--- DATA PROVIDED Enclosed Below ---
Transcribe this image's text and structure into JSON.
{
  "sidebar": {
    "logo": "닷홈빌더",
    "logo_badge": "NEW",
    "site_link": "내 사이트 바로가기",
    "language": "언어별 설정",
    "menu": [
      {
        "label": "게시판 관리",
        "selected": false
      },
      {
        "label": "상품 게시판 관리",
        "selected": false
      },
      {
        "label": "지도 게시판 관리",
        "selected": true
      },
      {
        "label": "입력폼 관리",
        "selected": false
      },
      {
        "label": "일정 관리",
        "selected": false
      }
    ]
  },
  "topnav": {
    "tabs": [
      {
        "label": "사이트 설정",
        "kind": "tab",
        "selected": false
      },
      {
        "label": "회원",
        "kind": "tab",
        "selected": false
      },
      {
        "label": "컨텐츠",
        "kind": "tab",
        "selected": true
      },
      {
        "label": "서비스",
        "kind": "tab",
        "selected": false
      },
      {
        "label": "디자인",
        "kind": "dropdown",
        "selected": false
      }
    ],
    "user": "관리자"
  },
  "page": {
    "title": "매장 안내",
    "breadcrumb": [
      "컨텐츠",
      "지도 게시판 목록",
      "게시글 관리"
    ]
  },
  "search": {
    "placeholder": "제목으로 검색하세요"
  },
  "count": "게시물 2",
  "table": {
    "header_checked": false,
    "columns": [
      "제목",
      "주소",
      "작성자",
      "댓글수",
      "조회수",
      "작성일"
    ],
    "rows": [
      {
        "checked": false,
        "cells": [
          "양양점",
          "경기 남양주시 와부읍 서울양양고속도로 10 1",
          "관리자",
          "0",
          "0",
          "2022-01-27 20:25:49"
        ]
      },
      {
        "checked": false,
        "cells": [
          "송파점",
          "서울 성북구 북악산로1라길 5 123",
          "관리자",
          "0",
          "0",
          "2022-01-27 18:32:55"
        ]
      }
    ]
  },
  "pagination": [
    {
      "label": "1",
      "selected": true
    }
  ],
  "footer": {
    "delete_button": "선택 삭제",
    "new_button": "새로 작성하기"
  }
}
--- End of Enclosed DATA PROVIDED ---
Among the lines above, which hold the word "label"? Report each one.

COMPLETED EXERCISE:
        "label": "게시판 관리",
        "label": "상품 게시판 관리",
        "label": "지도 게시판 관리",
        "label": "입력폼 관리",
        "label": "일정 관리",
        "label": "사이트 설정",
        "label": "회원",
        "label": "컨텐츠",
        "label": "서비스",
        "label": "디자인",
      "label": "1",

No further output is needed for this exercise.